▸ GIVEN RECORDS:

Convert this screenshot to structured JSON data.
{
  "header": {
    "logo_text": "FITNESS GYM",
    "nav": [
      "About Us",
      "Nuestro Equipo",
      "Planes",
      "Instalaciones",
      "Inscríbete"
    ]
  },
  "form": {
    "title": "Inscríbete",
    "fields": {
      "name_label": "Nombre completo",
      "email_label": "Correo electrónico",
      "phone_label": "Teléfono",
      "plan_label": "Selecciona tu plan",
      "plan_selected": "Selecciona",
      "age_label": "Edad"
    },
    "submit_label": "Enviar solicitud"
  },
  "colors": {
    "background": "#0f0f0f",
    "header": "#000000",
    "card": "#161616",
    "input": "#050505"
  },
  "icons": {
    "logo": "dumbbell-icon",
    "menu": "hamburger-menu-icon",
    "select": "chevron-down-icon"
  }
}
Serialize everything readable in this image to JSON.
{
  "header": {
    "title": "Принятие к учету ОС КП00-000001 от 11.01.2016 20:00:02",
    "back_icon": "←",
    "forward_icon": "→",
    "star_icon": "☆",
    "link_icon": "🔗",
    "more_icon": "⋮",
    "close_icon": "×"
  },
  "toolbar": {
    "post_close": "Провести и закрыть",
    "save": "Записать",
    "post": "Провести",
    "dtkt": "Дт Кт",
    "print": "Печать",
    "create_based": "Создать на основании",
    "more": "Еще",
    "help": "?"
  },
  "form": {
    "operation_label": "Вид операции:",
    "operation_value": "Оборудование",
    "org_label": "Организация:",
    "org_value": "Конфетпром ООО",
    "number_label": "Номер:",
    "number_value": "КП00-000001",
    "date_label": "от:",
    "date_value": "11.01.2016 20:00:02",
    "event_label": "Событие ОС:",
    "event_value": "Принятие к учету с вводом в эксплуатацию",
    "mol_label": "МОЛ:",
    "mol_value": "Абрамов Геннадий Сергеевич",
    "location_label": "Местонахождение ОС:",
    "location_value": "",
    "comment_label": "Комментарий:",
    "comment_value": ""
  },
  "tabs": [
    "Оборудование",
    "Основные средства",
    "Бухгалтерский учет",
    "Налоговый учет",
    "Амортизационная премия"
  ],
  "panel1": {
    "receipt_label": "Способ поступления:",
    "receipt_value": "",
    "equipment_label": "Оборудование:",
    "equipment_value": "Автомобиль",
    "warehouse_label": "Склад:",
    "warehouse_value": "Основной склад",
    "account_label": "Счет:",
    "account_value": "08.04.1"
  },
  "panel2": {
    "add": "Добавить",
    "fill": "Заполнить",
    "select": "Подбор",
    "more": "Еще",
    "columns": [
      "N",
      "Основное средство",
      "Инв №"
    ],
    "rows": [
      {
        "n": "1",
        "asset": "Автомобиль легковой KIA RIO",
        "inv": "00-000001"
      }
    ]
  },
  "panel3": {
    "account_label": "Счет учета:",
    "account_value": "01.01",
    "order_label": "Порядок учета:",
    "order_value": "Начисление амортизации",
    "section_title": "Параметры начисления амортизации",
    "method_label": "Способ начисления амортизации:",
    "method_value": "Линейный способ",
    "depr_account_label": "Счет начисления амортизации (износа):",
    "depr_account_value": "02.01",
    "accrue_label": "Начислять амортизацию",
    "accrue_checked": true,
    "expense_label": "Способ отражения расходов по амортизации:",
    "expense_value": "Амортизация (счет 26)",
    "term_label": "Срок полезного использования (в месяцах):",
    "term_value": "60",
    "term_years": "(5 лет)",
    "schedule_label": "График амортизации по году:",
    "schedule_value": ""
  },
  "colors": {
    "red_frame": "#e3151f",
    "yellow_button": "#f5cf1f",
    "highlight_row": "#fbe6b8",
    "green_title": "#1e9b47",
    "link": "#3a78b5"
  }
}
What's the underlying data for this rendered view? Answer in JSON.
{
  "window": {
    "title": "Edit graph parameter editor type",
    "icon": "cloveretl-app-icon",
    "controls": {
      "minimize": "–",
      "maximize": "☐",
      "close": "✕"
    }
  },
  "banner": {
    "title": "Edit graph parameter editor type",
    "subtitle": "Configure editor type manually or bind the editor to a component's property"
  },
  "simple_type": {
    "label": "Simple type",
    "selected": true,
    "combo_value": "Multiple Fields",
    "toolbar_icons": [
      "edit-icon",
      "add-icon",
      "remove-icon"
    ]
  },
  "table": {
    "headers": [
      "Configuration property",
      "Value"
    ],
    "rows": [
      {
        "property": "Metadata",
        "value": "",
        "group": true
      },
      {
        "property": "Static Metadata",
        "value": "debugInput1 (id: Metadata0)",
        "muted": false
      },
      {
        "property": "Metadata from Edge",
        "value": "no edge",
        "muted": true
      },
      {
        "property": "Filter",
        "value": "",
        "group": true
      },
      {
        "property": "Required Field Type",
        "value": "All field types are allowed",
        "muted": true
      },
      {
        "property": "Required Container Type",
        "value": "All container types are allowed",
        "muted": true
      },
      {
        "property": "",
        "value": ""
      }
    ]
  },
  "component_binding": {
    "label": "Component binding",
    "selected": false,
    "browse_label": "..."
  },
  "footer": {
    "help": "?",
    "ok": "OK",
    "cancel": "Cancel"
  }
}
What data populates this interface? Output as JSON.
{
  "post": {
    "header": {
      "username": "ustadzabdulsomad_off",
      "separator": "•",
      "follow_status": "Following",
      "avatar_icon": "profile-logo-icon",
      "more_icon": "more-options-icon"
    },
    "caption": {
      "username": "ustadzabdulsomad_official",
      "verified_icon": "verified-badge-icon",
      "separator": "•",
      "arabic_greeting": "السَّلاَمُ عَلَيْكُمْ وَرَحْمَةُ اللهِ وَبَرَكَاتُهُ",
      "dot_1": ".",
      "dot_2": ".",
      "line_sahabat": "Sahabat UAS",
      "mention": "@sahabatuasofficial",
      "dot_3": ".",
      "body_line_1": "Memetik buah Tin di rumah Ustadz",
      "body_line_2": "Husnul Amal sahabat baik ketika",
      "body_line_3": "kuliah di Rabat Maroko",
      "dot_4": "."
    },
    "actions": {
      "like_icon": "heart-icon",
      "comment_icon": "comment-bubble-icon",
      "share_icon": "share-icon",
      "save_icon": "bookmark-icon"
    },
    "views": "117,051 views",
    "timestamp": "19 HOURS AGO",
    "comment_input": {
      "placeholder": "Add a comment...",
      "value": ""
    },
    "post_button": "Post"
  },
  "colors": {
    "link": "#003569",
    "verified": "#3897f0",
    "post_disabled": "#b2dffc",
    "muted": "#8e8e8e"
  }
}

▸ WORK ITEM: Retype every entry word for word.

▸ SOLUTION TO THE EXERCISE:
Convert this screenshot to structured JSON data.
{
  "header": {
    "logo_text": "FITNESS GYM",
    "nav": [
      "About Us",
      "Nuestro Equipo",
      "Planes",
      "Instalaciones",
      "Inscríbete"
    ]
  },
  "form": {
    "title": "Inscríbete",
    "fields": {
      "name_label": "Nombre completo",
      "email_label": "Correo electrónico",
      "phone_label": "Teléfono",
      "plan_label": "Selecciona tu plan",
      "plan_selected": "Selecciona",
      "age_label": "Edad"
    },
    "submit_label": "Enviar solicitud"
  },
  "colors": {
    "background": "#0f0f0f",
    "header": "#000000",
    "card": "#161616",
    "input": "#050505"
  },
  "icons": {
    "logo": "dumbbell-icon",
    "menu": "hamburger-menu-icon",
    "select": "chevron-down-icon"
  }
}
Serialize everything readable in this image to JSON.
{
  "header": {
    "title": "Принятие к учету ОС КП00-000001 от 11.01.2016 20:00:02",
    "back_icon": "←",
    "forward_icon": "→",
    "star_icon": "☆",
    "link_icon": "🔗",
    "more_icon": "⋮",
    "close_icon": "×"
  },
  "toolbar": {
    "post_close": "Провести и закрыть",
    "save": "Записать",
    "post": "Провести",
    "dtkt": "Дт Кт",
    "print": "Печать",
    "create_based": "Создать на основании",
    "more": "Еще",
    "help": "?"
  },
  "form": {
    "operation_label": "Вид операции:",
    "operation_value": "Оборудование",
    "org_label": "Организация:",
    "org_value": "Конфетпром ООО",
    "number_label": "Номер:",
    "number_value": "КП00-000001",
    "date_label": "от:",
    "date_value": "11.01.2016 20:00:02",
    "event_label": "Событие ОС:",
    "event_value": "Принятие к учету с вводом в эксплуатацию",
    "mol_label": "МОЛ:",
    "mol_value": "Абрамов Геннадий Сергеевич",
    "location_label": "Местонахождение ОС:",
    "location_value": "",
    "comment_label": "Комментарий:",
    "comment_value": ""
  },
  "tabs": [
    "Оборудование",
    "Основные средства",
    "Бухгалтерский учет",
    "Налоговый учет",
    "Амортизационная премия"
  ],
  "panel1": {
    "receipt_label": "Способ поступления:",
    "receipt_value": "",
    "equipment_label": "Оборудование:",
    "equipment_value": "Автомобиль",
    "warehouse_label": "Склад:",
    "warehouse_value": "Основной склад",
    "account_label": "Счет:",
    "account_value": "08.04.1"
  },
  "panel2": {
    "add": "Добавить",
    "fill": "Заполнить",
    "select": "Подбор",
    "more": "Еще",
    "columns": [
      "N",
      "Основное средство",
      "Инв №"
    ],
    "rows": [
      {
        "n": "1",
        "asset": "Автомобиль легковой KIA RIO",
        "inv": "00-000001"
      }
    ]
  },
  "panel3": {
    "account_label": "Счет учета:",
    "account_value": "01.01",
    "order_label": "Порядок учета:",
    "order_value": "Начисление амортизации",
    "section_title": "Параметры начисления амортизации",
    "method_label": "Способ начисления амортизации:",
    "method_value": "Линейный способ",
    "depr_account_label": "Счет начисления амортизации (износа):",
    "depr_account_value": "02.01",
    "accrue_label": "Начислять амортизацию",
    "accrue_checked": true,
    "expense_label": "Способ отражения расходов по амортизации:",
    "expense_value": "Амортизация (счет 26)",
    "term_label": "Срок полезного использования (в месяцах):",
    "term_value": "60",
    "term_years": "(5 лет)",
    "schedule_label": "График амортизации по году:",
    "schedule_value": ""
  },
  "colors": {
    "red_frame": "#e3151f",
    "yellow_button": "#f5cf1f",
    "highlight_row": "#fbe6b8",
    "green_title": "#1e9b47",
    "link": "#3a78b5"
  }
}
What's the underlying data for this rendered view? Answer in JSON.
{
  "window": {
    "title": "Edit graph parameter editor type",
    "icon": "cloveretl-app-icon",
    "controls": {
      "minimize": "–",
      "maximize": "☐",
      "close": "✕"
    }
  },
  "banner": {
    "title": "Edit graph parameter editor type",
    "subtitle": "Configure editor type manually or bind the editor to a component's property"
  },
  "simple_type": {
    "label": "Simple type",
    "selected": true,
    "combo_value": "Multiple Fields",
    "toolbar_icons": [
      "edit-icon",
      "add-icon",
      "remove-icon"
    ]
  },
  "table": {
    "headers": [
      "Configuration property",
      "Value"
    ],
    "rows": [
      {
        "property": "Metadata",
        "value": "",
        "group": true
      },
      {
        "property": "Static Metadata",
        "value": "debugInput1 (id: Metadata0)",
        "muted": false
      },
      {
        "property": "Metadata from Edge",
        "value": "no edge",
        "muted": true
      },
      {
        "property": "Filter",
        "value": "",
        "group": true
      },
      {
        "property": "Required Field Type",
        "value": "All field types are allowed",
        "muted": true
      },
      {
        "property": "Required Container Type",
        "value": "All container types are allowed",
        "muted": true
      },
      {
        "property": "",
        "value": ""
      }
    ]
  },
  "component_binding": {
    "label": "Component binding",
    "selected": false,
    "browse_label": "..."
  },
  "footer": {
    "help": "?",
    "ok": "OK",
    "cancel": "Cancel"
  }
}
What data populates this interface? Output as JSON.
{
  "post": {
    "header": {
      "username": "ustadzabdulsomad_off",
      "separator": "•",
      "follow_status": "Following",
      "avatar_icon": "profile-logo-icon",
      "more_icon": "more-options-icon"
    },
    "caption": {
      "username": "ustadzabdulsomad_official",
      "verified_icon": "verified-badge-icon",
      "separator": "•",
      "arabic_greeting": "السَّلاَمُ عَلَيْكُمْ وَرَحْمَةُ اللهِ وَبَرَكَاتُهُ",
      "dot_1": ".",
      "dot_2": ".",
      "line_sahabat": "Sahabat UAS",
      "mention": "@sahabatuasofficial",
      "dot_3": ".",
      "body_line_1": "Memetik buah Tin di rumah Ustadz",
      "body_line_2": "Husnul Amal sahabat baik ketika",
      "body_line_3": "kuliah di Rabat Maroko",
      "dot_4": "."
    },
    "actions": {
      "like_icon": "heart-icon",
      "comment_icon": "comment-bubble-icon",
      "share_icon": "share-icon",
      "save_icon": "bookmark-icon"
    },
    "views": "117,051 views",
    "timestamp": "19 HOURS AGO",
    "comment_input": {
      "placeholder": "Add a comment...",
      "value": ""
    },
    "post_button": "Post"
  },
  "colors": {
    "link": "#003569",
    "verified": "#3897f0",
    "post_disabled": "#b2dffc",
    "muted": "#8e8e8e"
  }
}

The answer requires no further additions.